Everything you need to know about the controversial leaked Brexit document
Here’s all the key information.
Proposals aimed at forcing a post-Brexit cut in low-skilled migrants from Europe have been leaked in a Home Office document.
Here’s what you need to know.
What does the document say?
The 82-page government paper, obtained by The Guardian, suggests that new immigration arrangements would be introduced immediately at the point the UK finally leaves the EU, at the end of a transition period lasting at least two years.
Departure from the EU will mean “the end of rights-based, unconditional free movement”, with the Government adopting powers to take “a more selective approach” over which migrants will be allowed to work and settle in the UK.
“The Government will take a view on the economic and social needs of the country as regards EU migration, rather than leaving this decision entirely to those wishing to come here and employers,” it states.
What are its key points?
Regarding work, the most eye-catching proposals in the draft blueprint are new curbs on EU migrant labour, in particular those coming to take up low-skilled jobs.

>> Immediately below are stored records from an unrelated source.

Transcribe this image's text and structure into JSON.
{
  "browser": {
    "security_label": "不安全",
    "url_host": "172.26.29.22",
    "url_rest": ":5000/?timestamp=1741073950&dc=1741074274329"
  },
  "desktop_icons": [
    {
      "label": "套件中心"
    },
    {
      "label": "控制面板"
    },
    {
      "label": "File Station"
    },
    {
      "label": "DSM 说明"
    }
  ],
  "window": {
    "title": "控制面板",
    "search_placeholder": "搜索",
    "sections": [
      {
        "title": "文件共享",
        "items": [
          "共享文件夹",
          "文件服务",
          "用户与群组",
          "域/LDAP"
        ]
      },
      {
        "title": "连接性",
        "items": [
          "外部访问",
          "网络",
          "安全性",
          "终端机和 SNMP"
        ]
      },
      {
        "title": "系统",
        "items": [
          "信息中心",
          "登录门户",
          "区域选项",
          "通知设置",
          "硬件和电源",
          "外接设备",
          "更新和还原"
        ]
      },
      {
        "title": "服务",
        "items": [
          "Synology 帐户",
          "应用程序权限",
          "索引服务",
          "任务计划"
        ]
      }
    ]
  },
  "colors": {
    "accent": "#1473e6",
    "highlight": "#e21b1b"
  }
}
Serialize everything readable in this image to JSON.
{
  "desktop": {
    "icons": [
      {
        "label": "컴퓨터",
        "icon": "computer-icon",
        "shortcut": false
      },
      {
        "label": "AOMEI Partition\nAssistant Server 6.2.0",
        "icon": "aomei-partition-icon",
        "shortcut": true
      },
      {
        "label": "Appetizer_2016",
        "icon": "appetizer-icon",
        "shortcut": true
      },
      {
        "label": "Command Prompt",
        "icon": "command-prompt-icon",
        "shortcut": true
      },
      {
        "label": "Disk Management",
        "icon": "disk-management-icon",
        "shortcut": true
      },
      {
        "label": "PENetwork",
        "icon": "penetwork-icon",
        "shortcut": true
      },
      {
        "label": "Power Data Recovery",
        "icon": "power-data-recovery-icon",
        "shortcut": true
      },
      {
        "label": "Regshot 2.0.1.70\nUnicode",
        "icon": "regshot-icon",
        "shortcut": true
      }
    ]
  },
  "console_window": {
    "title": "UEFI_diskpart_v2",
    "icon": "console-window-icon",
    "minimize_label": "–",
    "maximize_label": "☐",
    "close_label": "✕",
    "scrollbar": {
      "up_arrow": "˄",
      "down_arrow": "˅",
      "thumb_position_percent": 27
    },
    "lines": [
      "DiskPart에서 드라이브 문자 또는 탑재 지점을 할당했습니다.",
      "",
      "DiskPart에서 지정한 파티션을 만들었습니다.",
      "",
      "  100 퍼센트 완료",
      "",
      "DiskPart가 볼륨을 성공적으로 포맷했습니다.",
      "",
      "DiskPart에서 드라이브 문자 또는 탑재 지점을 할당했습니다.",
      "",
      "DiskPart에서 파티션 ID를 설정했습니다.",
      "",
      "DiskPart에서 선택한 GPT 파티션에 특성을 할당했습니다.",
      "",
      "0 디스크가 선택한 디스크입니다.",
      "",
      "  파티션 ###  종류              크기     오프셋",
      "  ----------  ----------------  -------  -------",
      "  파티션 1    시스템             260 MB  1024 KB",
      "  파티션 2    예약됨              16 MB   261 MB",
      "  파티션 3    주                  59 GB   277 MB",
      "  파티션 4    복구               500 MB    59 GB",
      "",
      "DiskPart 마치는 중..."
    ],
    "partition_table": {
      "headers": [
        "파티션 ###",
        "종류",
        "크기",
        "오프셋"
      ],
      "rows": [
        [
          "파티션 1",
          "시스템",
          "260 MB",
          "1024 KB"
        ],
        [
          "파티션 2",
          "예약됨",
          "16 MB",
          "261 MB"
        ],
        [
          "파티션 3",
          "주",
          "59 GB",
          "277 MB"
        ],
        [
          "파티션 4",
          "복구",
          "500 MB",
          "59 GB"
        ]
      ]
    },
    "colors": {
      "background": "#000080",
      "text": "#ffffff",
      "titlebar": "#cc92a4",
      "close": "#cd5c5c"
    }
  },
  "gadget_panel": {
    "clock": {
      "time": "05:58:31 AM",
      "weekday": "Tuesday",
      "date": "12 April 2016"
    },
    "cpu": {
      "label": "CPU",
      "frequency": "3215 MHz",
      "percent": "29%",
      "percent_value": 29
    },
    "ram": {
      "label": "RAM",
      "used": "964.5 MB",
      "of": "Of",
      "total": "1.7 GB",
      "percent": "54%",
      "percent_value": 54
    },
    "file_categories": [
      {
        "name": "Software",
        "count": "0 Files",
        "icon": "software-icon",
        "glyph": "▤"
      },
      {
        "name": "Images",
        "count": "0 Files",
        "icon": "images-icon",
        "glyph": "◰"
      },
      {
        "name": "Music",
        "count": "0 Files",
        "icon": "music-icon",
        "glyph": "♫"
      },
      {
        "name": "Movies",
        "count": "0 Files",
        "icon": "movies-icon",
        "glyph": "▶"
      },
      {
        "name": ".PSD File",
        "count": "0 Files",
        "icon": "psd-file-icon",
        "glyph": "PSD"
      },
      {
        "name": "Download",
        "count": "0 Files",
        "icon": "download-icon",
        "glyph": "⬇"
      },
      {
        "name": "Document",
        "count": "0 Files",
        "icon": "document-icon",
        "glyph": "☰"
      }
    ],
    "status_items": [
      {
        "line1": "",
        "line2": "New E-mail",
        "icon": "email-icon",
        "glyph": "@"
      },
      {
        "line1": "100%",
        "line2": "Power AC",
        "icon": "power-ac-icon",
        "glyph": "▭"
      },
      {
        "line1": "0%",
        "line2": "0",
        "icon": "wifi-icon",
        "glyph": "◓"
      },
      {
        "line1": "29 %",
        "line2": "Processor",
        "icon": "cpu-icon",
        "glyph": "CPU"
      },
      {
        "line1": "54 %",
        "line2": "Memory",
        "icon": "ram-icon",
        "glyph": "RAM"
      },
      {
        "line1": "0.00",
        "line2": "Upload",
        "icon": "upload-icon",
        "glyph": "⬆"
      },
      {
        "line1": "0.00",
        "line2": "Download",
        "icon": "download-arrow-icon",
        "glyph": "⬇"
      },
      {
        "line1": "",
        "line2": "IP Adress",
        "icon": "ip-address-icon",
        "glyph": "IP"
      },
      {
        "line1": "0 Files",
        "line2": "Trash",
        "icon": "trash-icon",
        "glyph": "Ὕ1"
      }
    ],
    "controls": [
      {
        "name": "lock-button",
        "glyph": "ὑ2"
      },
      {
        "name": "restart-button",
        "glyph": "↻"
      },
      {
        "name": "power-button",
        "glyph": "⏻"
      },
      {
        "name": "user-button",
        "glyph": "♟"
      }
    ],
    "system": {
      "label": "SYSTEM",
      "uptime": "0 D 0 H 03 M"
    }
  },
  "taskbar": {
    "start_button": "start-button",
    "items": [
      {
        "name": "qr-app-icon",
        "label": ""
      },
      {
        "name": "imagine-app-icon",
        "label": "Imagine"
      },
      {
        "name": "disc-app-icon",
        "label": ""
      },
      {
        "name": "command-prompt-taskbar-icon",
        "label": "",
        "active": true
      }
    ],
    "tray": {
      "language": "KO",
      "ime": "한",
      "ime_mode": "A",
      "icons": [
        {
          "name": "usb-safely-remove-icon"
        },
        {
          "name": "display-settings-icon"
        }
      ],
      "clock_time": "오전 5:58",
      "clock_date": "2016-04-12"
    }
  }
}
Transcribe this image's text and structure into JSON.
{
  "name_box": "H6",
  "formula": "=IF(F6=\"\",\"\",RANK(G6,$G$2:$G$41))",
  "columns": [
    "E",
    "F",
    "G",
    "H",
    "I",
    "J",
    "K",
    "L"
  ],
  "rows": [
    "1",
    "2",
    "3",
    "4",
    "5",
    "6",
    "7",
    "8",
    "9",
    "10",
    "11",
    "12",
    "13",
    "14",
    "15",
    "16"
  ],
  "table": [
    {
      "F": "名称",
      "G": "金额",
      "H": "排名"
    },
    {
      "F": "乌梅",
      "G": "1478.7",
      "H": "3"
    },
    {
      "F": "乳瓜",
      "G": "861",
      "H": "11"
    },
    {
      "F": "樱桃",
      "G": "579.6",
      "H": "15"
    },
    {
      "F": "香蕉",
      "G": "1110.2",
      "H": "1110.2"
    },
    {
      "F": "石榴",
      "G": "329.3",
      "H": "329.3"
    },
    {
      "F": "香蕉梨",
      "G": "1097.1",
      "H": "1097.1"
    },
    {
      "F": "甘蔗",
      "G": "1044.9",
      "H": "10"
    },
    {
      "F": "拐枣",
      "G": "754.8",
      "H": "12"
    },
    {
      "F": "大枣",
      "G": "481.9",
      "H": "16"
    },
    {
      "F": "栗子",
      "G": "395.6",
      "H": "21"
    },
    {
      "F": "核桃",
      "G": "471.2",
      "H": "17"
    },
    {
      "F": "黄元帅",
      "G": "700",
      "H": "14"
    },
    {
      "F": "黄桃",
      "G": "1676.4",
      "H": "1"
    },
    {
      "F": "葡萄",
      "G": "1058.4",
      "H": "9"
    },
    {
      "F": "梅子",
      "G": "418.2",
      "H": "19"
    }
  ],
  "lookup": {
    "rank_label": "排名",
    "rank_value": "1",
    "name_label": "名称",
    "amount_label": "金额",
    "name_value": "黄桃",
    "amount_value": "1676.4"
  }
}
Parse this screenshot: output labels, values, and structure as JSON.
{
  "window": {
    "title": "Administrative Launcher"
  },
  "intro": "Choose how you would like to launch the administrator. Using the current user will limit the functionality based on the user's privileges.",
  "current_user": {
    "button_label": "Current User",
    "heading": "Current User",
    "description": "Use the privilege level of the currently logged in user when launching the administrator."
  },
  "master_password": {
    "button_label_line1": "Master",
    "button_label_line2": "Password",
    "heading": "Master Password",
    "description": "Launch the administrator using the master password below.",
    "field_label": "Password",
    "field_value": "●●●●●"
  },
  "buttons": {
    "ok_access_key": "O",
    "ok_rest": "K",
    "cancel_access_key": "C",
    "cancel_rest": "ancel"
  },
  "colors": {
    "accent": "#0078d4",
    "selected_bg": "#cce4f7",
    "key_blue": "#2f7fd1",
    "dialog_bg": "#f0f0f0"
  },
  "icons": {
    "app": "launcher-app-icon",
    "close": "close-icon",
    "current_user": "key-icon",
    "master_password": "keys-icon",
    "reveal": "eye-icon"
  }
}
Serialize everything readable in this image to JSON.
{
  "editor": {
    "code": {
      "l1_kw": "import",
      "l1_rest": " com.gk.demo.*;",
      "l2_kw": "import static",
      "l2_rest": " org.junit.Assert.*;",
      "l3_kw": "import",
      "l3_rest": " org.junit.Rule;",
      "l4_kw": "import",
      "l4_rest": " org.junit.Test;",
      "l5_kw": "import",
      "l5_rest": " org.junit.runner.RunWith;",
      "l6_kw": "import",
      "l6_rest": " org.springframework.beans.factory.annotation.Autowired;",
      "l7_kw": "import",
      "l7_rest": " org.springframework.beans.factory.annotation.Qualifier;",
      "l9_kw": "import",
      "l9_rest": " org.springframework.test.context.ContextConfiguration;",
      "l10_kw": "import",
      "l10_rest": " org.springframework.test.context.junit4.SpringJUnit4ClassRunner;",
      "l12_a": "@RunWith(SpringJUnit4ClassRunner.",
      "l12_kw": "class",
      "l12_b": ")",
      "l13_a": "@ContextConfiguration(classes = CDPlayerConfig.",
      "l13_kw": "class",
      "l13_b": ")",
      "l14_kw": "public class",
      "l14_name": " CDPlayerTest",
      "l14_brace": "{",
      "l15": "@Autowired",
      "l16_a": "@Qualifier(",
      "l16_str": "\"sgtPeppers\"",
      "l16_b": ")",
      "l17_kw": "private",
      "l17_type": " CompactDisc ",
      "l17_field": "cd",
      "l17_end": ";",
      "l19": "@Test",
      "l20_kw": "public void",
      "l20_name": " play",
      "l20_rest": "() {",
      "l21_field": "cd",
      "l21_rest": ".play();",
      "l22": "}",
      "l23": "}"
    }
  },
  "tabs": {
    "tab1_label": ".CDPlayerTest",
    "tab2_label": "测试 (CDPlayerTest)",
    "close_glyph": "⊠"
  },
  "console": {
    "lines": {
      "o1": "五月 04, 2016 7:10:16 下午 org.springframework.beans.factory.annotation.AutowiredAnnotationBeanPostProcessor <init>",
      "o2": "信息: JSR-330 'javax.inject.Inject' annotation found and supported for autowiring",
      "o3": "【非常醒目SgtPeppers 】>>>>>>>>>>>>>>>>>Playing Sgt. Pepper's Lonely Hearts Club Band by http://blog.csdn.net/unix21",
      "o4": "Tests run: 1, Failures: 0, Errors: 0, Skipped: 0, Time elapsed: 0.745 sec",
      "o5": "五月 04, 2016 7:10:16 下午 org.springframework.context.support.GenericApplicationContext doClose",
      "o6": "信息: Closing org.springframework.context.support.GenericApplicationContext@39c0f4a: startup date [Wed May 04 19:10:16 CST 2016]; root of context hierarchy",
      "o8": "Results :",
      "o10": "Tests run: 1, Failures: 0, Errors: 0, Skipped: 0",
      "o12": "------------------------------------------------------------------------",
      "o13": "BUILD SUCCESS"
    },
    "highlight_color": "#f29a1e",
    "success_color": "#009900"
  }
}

The document, which makes clear that the rules are not yet decided, floats the idea of restricting access to occupations that do not have a shortage of employees.
It suggests the number of EU citizens able to come to the UK for low-skilled work could be limited by a salary threshold, an assessment of the skill level of the occupation, or a direct cap on numbers.
A scheme for temporary or seasonal workers could be introduced, while employers may need to complete an “economic needs test” to check whether suitable recruits can be found locally before hiring an EU migrant.
Those in highly skilled roles who have a contract of more than 12 months could be given a residence permit lasting three to five years, with two years for other occupations.
The paper sets out possible new rules for family members of EU citizens. These could be modelled on a current regime which says UK citizens, or non-EU nationals, who wish to be joined by non-European dependants have to earn at least £18,600 a year.
The draft also admits that while not wanting to cut numbers “per se”, restrictions on students from the EU may be necessary.
What are people saying?
The leak drew criticism from opposition parties ahead of crunch Commons votes on the EU (Withdrawal) Bill, which gets its second reading in Parliament on Thursday.
London Mayor Sadiq Khan said: “Leaked plans to deter EU migrants are a blueprint on how to strangle our economy. Wrong for London & for Britain.”
"Most people from the EU come here to work" says MigrationWatch. So who's going to do the work after Brexit controls?— Krishnan Guru-Murthy (@krishgm) September 6, 2017
Shadow home secretary Diane Abbott said: “Labour wants fair rules and reasonable management of migration in accordance with the needs of our economy and our values as a party.
“This leaked document is not yet Government policy. If it becomes so, we will judge it against the criteria we have laid out.”
The SNP’s Westminster leader, Ian Blackford, called the leaked proposals “a disgrace” and said the policies could break up families.
Interim Ukip leader Steve Crowther said the paper “takes the right line”, but Green Party co-leader Caroline Lucas said: “The Government’s post-Brexit immigration crackdown isn’t just economically illiterate, it’s plainly cruel too.”
Labour MP Yvette Cooper, chairwoman of the House of Commons Home Affairs Committee, said the document seemed to contradict the Home Secretary’s decision just over a month ago to ask the Migration Advisory Committee to provide all the evidence to underpin a new immigration policy.
Defence Secretary Sir Michael Fallon insisted the Home Office document does not represent the Government’s final position but appeared to back its overall strategy.
He told BBC Breakfast: “I can’t set out the proposals yet, they have not yet been finalised, they are being worked on at the moment.
“There is obviously a balance to be struck, we don’t want to shut the door, of course not.
“We have always welcomed to this country those who can make a contribution to our economy, to our society, people with high skills.
“On the other hand we want British companies to do more to train up British workers, to do more to improve skills of those who leave our colleges.
“So there’s always a balance to be struck.
“We’re not closing the door on all future immigration but it has to be managed properly and people do expect to see the numbers coming down.”
Sir Michael said Home Secretary Amber Rudd would bring forward finalised proposals on immigration later this year.